ACTION ITEM>
Where the listing shows an image, skip it and output all other material unchanged.

INFORMATION GIVEN>
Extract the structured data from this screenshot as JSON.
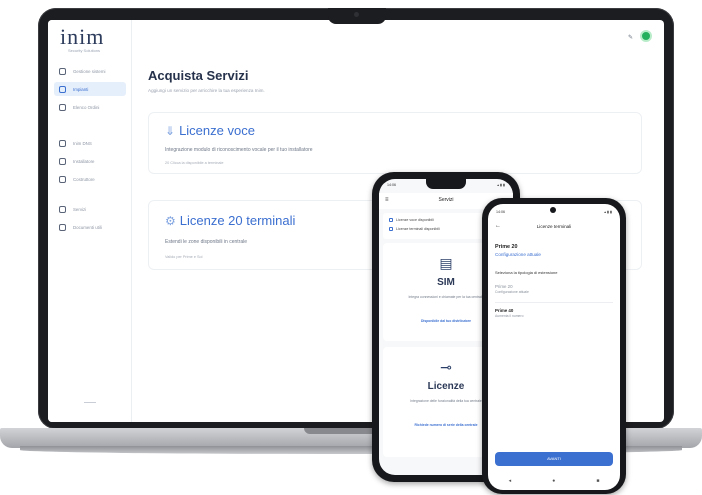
{
  "laptop": {
    "logo_text": "inim",
    "logo_sub": "Security Solutions",
    "sidebar": {
      "items": [
        {
          "label": "Gestione sistemi",
          "icon": "box-icon"
        },
        {
          "label": "Impianti",
          "icon": "grid-icon"
        },
        {
          "label": "Elenco Ordini",
          "icon": "cart-icon"
        },
        {
          "label": "Inim DNS",
          "icon": "dns-icon"
        },
        {
          "label": "Installatore",
          "icon": "user-icon"
        },
        {
          "label": "Costruttore",
          "icon": "building-icon"
        },
        {
          "label": "Servizi",
          "icon": "gear-icon"
        },
        {
          "label": "Documenti utili",
          "icon": "document-icon"
        }
      ],
      "active_index": 1
    },
    "page_title": "Acquista Servizi",
    "page_subtitle": "Aggiungi un servizio per arricchire la tua esperienza Inim.",
    "cards": [
      {
        "title": "Licenze voce",
        "description": "Integrazione modulo di riconoscimento vocale per il tuo installatore",
        "link": "20  Clicca la disponibile a terminale"
      },
      {
        "title": "Licenze 20 terminali",
        "description": "Estendi le zone disponibili in centrale",
        "link": "Valido per Prime e Sol"
      }
    ],
    "accent_color": "#3b6fd0",
    "avatar_color": "#25b05e"
  },
  "phone1": {
    "status_time": "14:06",
    "status_icons": "▴ ▮ ▮",
    "title": "Servizi",
    "info_lines": [
      "Licenze voce disponibili",
      "Licenze terminali disponibili"
    ],
    "cards": [
      {
        "title": "SIM",
        "description": "Integra connessioni e chiamate per la tua centrale",
        "note": "Disponibile dal tuo distributore"
      },
      {
        "title": "Licenze",
        "description": "Integrazione delle funzionalità della tua centrale",
        "note": "Richiede numero di serie della centrale"
      }
    ]
  },
  "phone2": {
    "status_time": "14:06",
    "status_icons": "▴ ▮ ▮",
    "title": "Licenze terminali",
    "heading": "Prime 20",
    "config_label": "Configurazione attuale",
    "select_label": "Seleziona la tipologia di estensione",
    "options": [
      {
        "title": "Prime 20",
        "subtitle": "Configurazione attuale"
      },
      {
        "title": "Prime 40",
        "subtitle": "Aumenta il numero"
      }
    ],
    "button_label": "AVANTI",
    "nav": [
      "◂",
      "●",
      "■"
    ]
  }
}
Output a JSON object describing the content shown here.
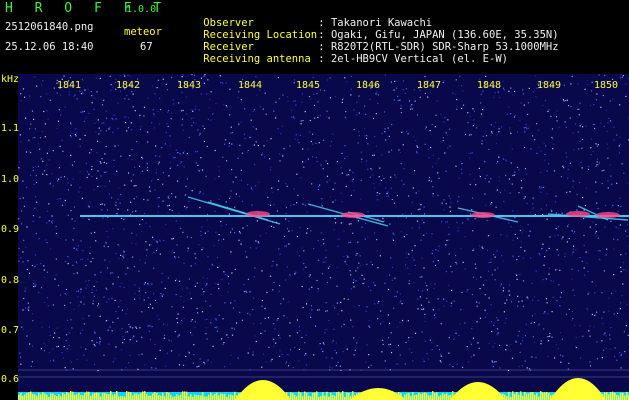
{
  "header": {
    "app_title": "H R O F F T",
    "app_version": "1.0.0",
    "file_name": "2512061840.png",
    "date_time": "25.12.06 18:40",
    "meteor_label": "meteor",
    "meteor_count": "67"
  },
  "info": [
    {
      "label": "Observer",
      "sep": ": ",
      "value": "Takanori Kawachi"
    },
    {
      "label": "Receiving Location",
      "sep": ": ",
      "value": "Ogaki, Gifu, JAPAN (136.60E, 35.35N)"
    },
    {
      "label": "Receiver",
      "sep": ": ",
      "value": "R820T2(RTL-SDR) SDR-Sharp 53.1000MHz"
    },
    {
      "label": "Receiving antenna",
      "sep": ": ",
      "value": "2el-HB9CV Vertical (el. E-W)"
    }
  ],
  "plot": {
    "y_unit": "kHz",
    "x_ticks": [
      "1841",
      "1842",
      "1843",
      "1844",
      "1845",
      "1846",
      "1847",
      "1848",
      "1849",
      "1850"
    ],
    "y_ticks": [
      "1.1",
      "1.0",
      "0.9",
      "0.8",
      "0.7",
      "0.6"
    ],
    "background_color": "#08084a",
    "carrier_color": "#4fd8ff",
    "echo_color": "#ff4a8a",
    "level_color": "#ffff33",
    "noise_floor_color": "#00d8ff"
  }
}
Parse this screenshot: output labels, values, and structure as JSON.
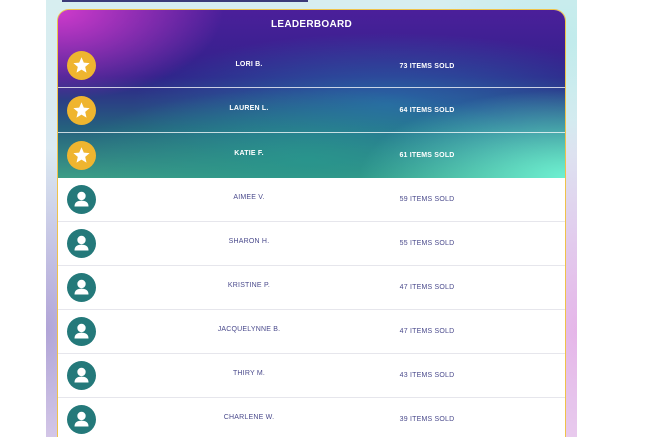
{
  "leaderboard": {
    "title": "LEADERBOARD",
    "top_entries": [
      {
        "name": "LORI B.",
        "sold": "73 ITEMS SOLD",
        "icon": "star-icon"
      },
      {
        "name": "LAUREN L.",
        "sold": "64 ITEMS SOLD",
        "icon": "star-icon"
      },
      {
        "name": "KATIE F.",
        "sold": "61 ITEMS SOLD",
        "icon": "star-icon"
      }
    ],
    "entries": [
      {
        "name": "AIMEE V.",
        "sold": "59 ITEMS SOLD",
        "icon": "user-icon"
      },
      {
        "name": "SHARON H.",
        "sold": "55 ITEMS SOLD",
        "icon": "user-icon"
      },
      {
        "name": "KRISTINE P.",
        "sold": "47 ITEMS SOLD",
        "icon": "user-icon"
      },
      {
        "name": "JACQUELYNNE B.",
        "sold": "47 ITEMS SOLD",
        "icon": "user-icon"
      },
      {
        "name": "THIRY M.",
        "sold": "43 ITEMS SOLD",
        "icon": "user-icon"
      },
      {
        "name": "CHARLENE W.",
        "sold": "39 ITEMS SOLD",
        "icon": "user-icon"
      }
    ],
    "colors": {
      "border": "#efc24a",
      "star_badge": "#efb52f",
      "user_badge": "#24797a",
      "text": "#4a4a8c"
    }
  }
}
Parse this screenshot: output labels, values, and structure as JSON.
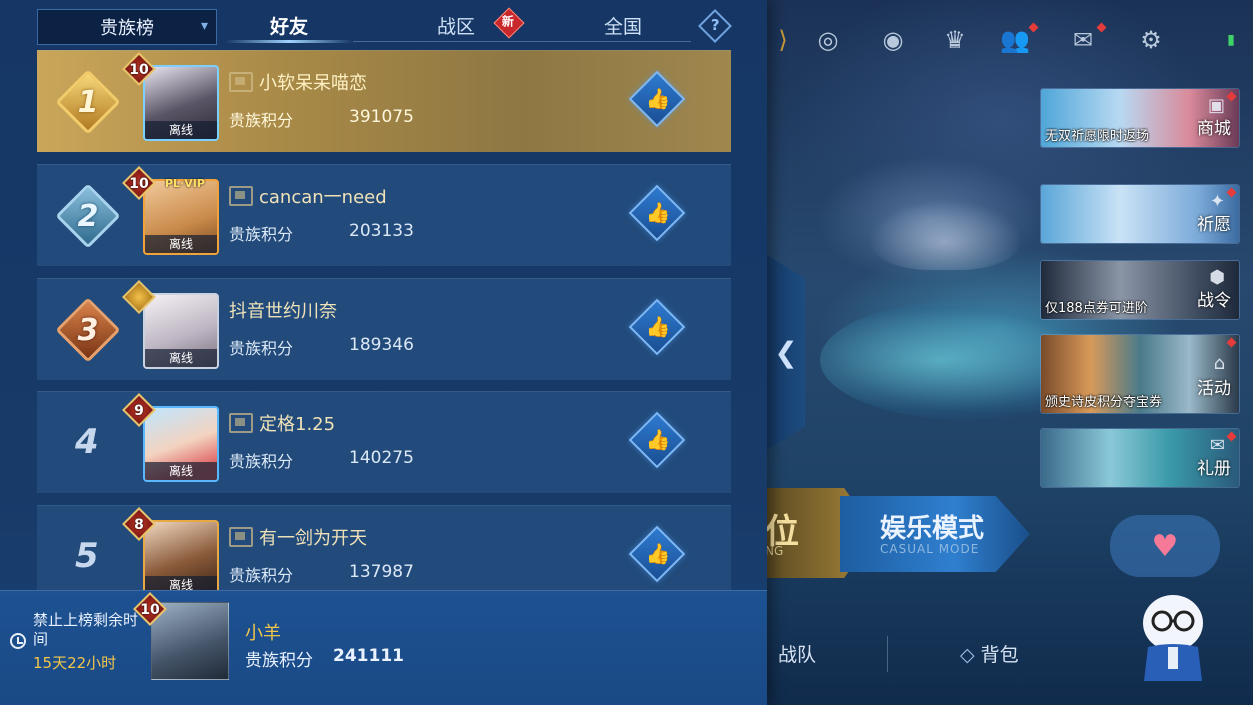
{
  "tabs": {
    "dropdown_label": "贵族榜",
    "friends": "好友",
    "region": "战区",
    "region_badge": "新",
    "national": "全国",
    "help_glyph": "?"
  },
  "rows": [
    {
      "rank": "1",
      "level": "10",
      "name": "小软呆呆喵恋",
      "status": "离线",
      "score_label": "贵族积分",
      "score": "391075",
      "vip": ""
    },
    {
      "rank": "2",
      "level": "10",
      "name": "cancan一need",
      "status": "离线",
      "score_label": "贵族积分",
      "score": "203133",
      "vip": "PL·VIP"
    },
    {
      "rank": "3",
      "level": "",
      "name": "抖音世约川奈",
      "status": "离线",
      "score_label": "贵族积分",
      "score": "189346",
      "vip": ""
    },
    {
      "rank": "4",
      "level": "9",
      "name": "定格1.25",
      "status": "离线",
      "score_label": "贵族积分",
      "score": "140275",
      "vip": ""
    },
    {
      "rank": "5",
      "level": "8",
      "name": "有一剑为开天",
      "status": "离线",
      "score_label": "贵族积分",
      "score": "137987",
      "vip": ""
    }
  ],
  "me": {
    "ban_label": "禁止上榜剩余时间",
    "ban_time": "15天22小时",
    "level": "10",
    "name": "小羊",
    "score_label": "贵族积分",
    "score": "241111"
  },
  "banners": [
    {
      "text": "无双祈愿限时返场",
      "label": "商城"
    },
    {
      "text": "",
      "label": "祈愿"
    },
    {
      "text": "仅188点券可进阶",
      "label": "战令"
    },
    {
      "text": "颁史诗皮积分夺宝券",
      "label": "活动"
    },
    {
      "text": "",
      "label": "礼册"
    }
  ],
  "modes": {
    "rank_big": "位",
    "rank_small": "NG",
    "casual_big": "娱乐模式",
    "casual_small": "CASUAL MODE"
  },
  "bottom_nav": {
    "team": "战队",
    "bag": "背包"
  },
  "colors": {
    "rank1": "#e0b34a",
    "rank2": "#7fb2d6",
    "rank3": "#c9633a",
    "gold_text": "#f3c64a"
  }
}
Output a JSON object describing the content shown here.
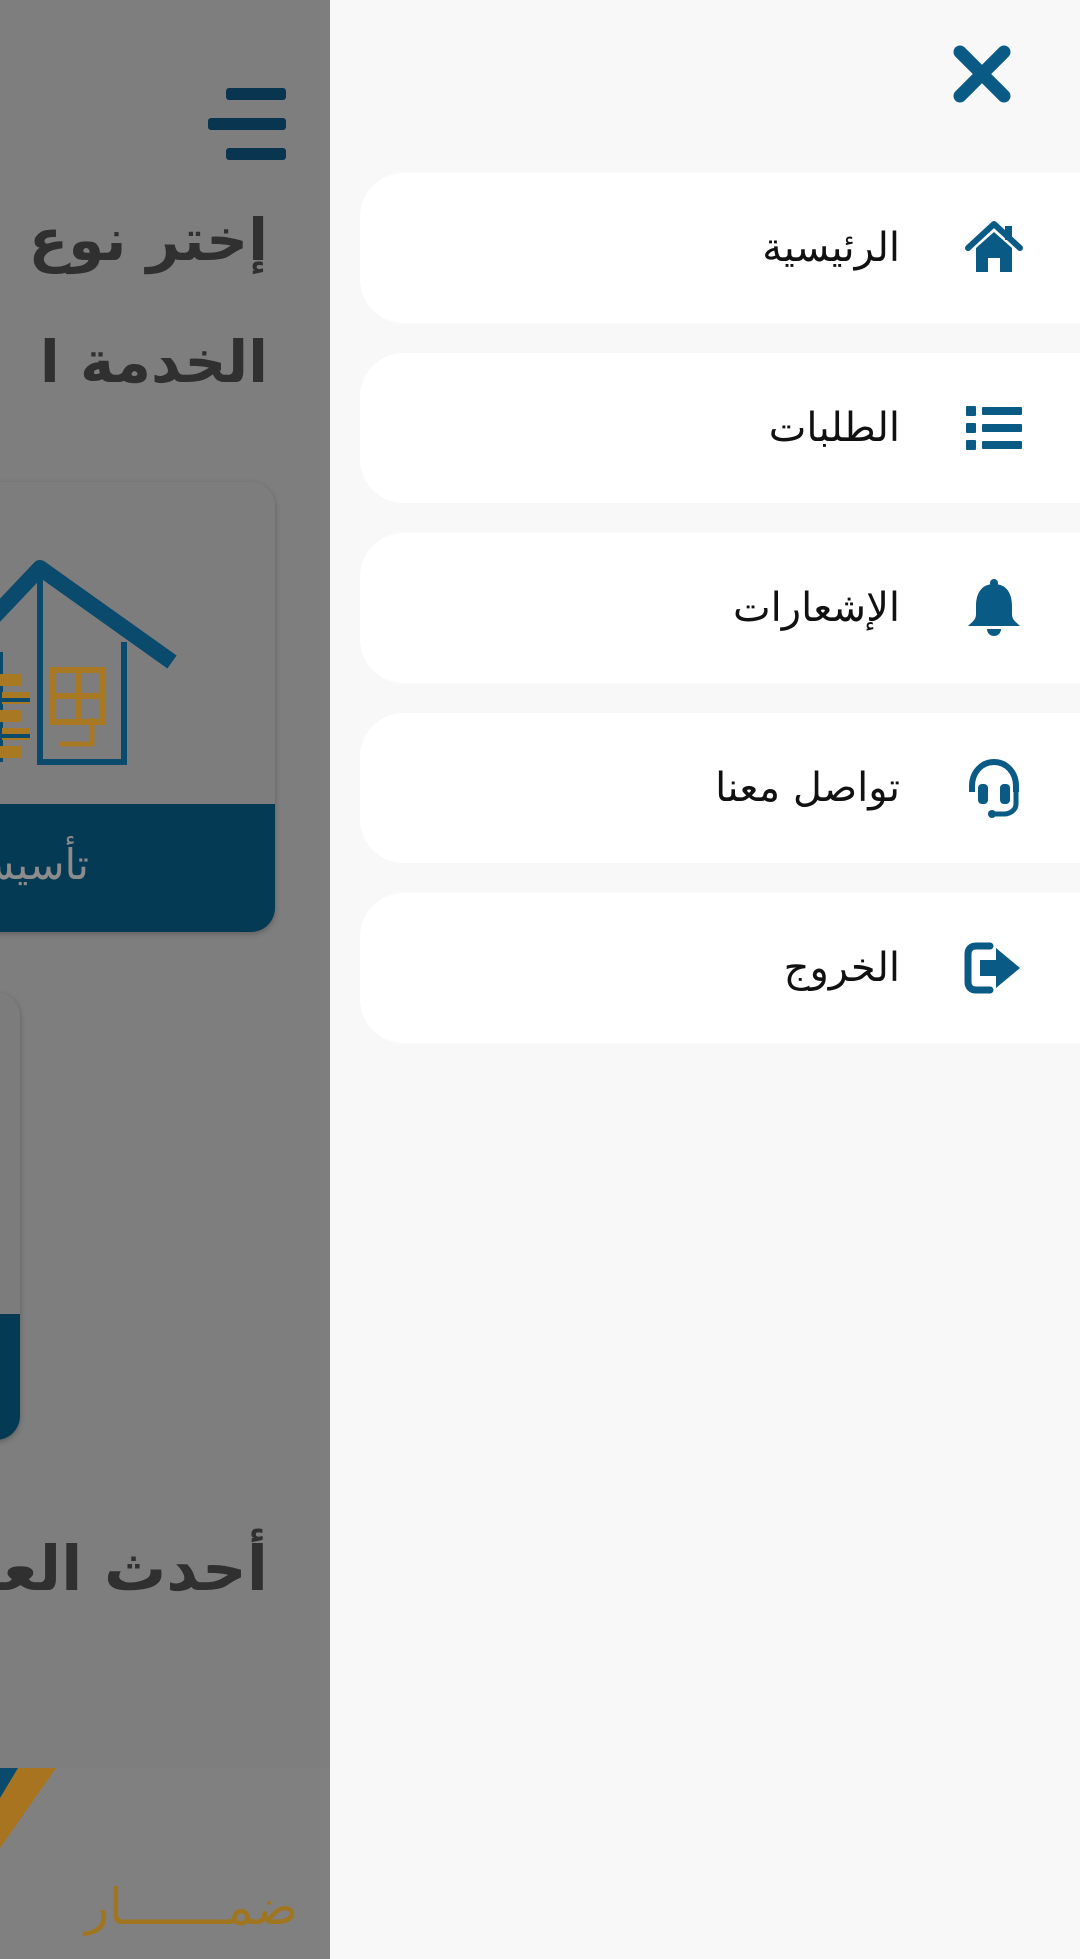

COMPLETED TASK>
Extract the structured data from this screenshot as JSON.
{
  "laptop": {
    "logo_text": "inim",
    "logo_sub": "Security Solutions",
    "sidebar": {
      "items": [
        {
          "label": "Gestione sistemi",
          "icon": "box-icon"
        },
        {
          "label": "Impianti",
          "icon": "grid-icon"
        },
        {
          "label": "Elenco Ordini",
          "icon": "cart-icon"
        },
        {
          "label": "Inim DNS",
          "icon": "dns-icon"
        },
        {
          "label": "Installatore",
          "icon": "user-icon"
        },
        {
          "label": "Costruttore",
          "icon": "building-icon"
        },
        {
          "label": "Servizi",
          "icon": "gear-icon"
        },
        {
          "label": "Documenti utili",
          "icon": "document-icon"
        }
      ],
      "active_index": 1
    },
    "page_title": "Acquista Servizi",
    "page_subtitle": "Aggiungi un servizio per arricchire la tua esperienza Inim.",
    "cards": [
      {
        "title": "Licenze voce",
        "description": "Integrazione modulo di riconoscimento vocale per il tuo installatore",
        "link": "20  Clicca la disponibile a terminale"
      },
      {
        "title": "Licenze 20 terminali",
        "description": "Estendi le zone disponibili in centrale",
        "link": "Valido per Prime e Sol"
      }
    ],
    "accent_color": "#3b6fd0",
    "avatar_color": "#25b05e"
  },
  "phone1": {
    "status_time": "14:06",
    "status_icons": "▴ ▮ ▮",
    "title": "Servizi",
    "info_lines": [
      "Licenze voce disponibili",
      "Licenze terminali disponibili"
    ],
    "cards": [
      {
        "title": "SIM",
        "description": "Integra connessioni e chiamate per la tua centrale",
        "note": "Disponibile dal tuo distributore"
      },
      {
        "title": "Licenze",
        "description": "Integrazione delle funzionalità della tua centrale",
        "note": "Richiede numero di serie della centrale"
      }
    ]
  },
  "phone2": {
    "status_time": "14:06",
    "status_icons": "▴ ▮ ▮",
    "title": "Licenze terminali",
    "heading": "Prime 20",
    "config_label": "Configurazione attuale",
    "select_label": "Seleziona la tipologia di estensione",
    "options": [
      {
        "title": "Prime 20",
        "subtitle": "Configurazione attuale"
      },
      {
        "title": "Prime 40",
        "subtitle": "Aumenta il numero"
      }
    ],
    "button_label": "AVANTI",
    "nav": [
      "◂",
      "●",
      "■"
    ]
  }
}
Output a JSON object describing the content shown here.
{
  "header": {
    "app_title": "H R O F F T",
    "app_version": "1.0.0",
    "file_name": "2512061840.png",
    "date_time": "25.12.06 18:40",
    "meteor_label": "meteor",
    "meteor_count": "67"
  },
  "info": [
    {
      "label": "Observer",
      "sep": ": ",
      "value": "Takanori Kawachi"
    },
    {
      "label": "Receiving Location",
      "sep": ": ",
      "value": "Ogaki, Gifu, JAPAN (136.60E, 35.35N)"
    },
    {
      "label": "Receiver",
      "sep": ": ",
      "value": "R820T2(RTL-SDR) SDR-Sharp 53.1000MHz"
    },
    {
      "label": "Receiving antenna",
      "sep": ": ",
      "value": "2el-HB9CV Vertical (el. E-W)"
    }
  ],
  "plot": {
    "y_unit": "kHz",
    "x_ticks": [
      "1841",
      "1842",
      "1843",
      "1844",
      "1845",
      "1846",
      "1847",
      "1848",
      "1849",
      "1850"
    ],
    "y_ticks": [
      "1.1",
      "1.0",
      "0.9",
      "0.8",
      "0.7",
      "0.6"
    ],
    "background_color": "#08084a",
    "carrier_color": "#4fd8ff",
    "echo_color": "#ff4a8a",
    "level_color": "#ffff33",
    "noise_floor_color": "#00d8ff"
  }
}
Parse this screenshot: output labels, values, and structure as JSON.
{
  "leaderboard": {
    "title": "LEADERBOARD",
    "top_entries": [
      {
        "name": "LORI B.",
        "sold": "73 ITEMS SOLD",
        "icon": "star-icon"
      },
      {
        "name": "LAUREN L.",
        "sold": "64 ITEMS SOLD",
        "icon": "star-icon"
      },
      {
        "name": "KATIE F.",
        "sold": "61 ITEMS SOLD",
        "icon": "star-icon"
      }
    ],
    "entries": [
      {
        "name": "AIMEE V.",
        "sold": "59 ITEMS SOLD",
        "icon": "user-icon"
      },
      {
        "name": "SHARON H.",
        "sold": "55 ITEMS SOLD",
        "icon": "user-icon"
      },
      {
        "name": "KRISTINE P.",
        "sold": "47 ITEMS SOLD",
        "icon": "user-icon"
      },
      {
        "name": "JACQUELYNNE B.",
        "sold": "47 ITEMS SOLD",
        "icon": "user-icon"
      },
      {
        "name": "THIRY M.",
        "sold": "43 ITEMS SOLD",
        "icon": "user-icon"
      },
      {
        "name": "CHARLENE W.",
        "sold": "39 ITEMS SOLD",
        "icon": "user-icon"
      }
    ],
    "colors": {
      "border": "#efc24a",
      "star_badge": "#efb52f",
      "user_badge": "#24797a",
      "text": "#4a4a8c"
    }
  }
}
Parse this screenshot: output labels, values, and structure as JSON.
{
  "tabs": {
    "dropdown_label": "贵族榜",
    "friends": "好友",
    "region": "战区",
    "region_badge": "新",
    "national": "全国",
    "help_glyph": "?"
  },
  "rows": [
    {
      "rank": "1",
      "level": "10",
      "name": "小软呆呆喵恋",
      "status": "离线",
      "score_label": "贵族积分",
      "score": "391075",
      "vip": ""
    },
    {
      "rank": "2",
      "level": "10",
      "name": "cancan一need",
      "status": "离线",
      "score_label": "贵族积分",
      "score": "203133",
      "vip": "PL·VIP"
    },
    {
      "rank": "3",
      "level": "",
      "name": "抖音世约川奈",
      "status": "离线",
      "score_label": "贵族积分",
      "score": "189346",
      "vip": ""
    },
    {
      "rank": "4",
      "level": "9",
      "name": "定格1.25",
      "status": "离线",
      "score_label": "贵族积分",
      "score": "140275",
      "vip": ""
    },
    {
      "rank": "5",
      "level": "8",
      "name": "有一剑为开天",
      "status": "离线",
      "score_label": "贵族积分",
      "score": "137987",
      "vip": ""
    }
  ],
  "me": {
    "ban_label": "禁止上榜剩余时间",
    "ban_time": "15天22小时",
    "level": "10",
    "name": "小羊",
    "score_label": "贵族积分",
    "score": "241111"
  },
  "banners": [
    {
      "text": "无双祈愿限时返场",
      "label": "商城"
    },
    {
      "text": "",
      "label": "祈愿"
    },
    {
      "text": "仅188点券可进阶",
      "label": "战令"
    },
    {
      "text": "颁史诗皮积分夺宝券",
      "label": "活动"
    },
    {
      "text": "",
      "label": "礼册"
    }
  ],
  "modes": {
    "rank_big": "位",
    "rank_small": "NG",
    "casual_big": "娱乐模式",
    "casual_small": "CASUAL MODE"
  },
  "bottom_nav": {
    "team": "战队",
    "bag": "背包"
  },
  "colors": {
    "rank1": "#e0b34a",
    "rank2": "#7fb2d6",
    "rank3": "#c9633a",
    "gold_text": "#f3c64a"
  }
}
Output a JSON object describing the content shown here.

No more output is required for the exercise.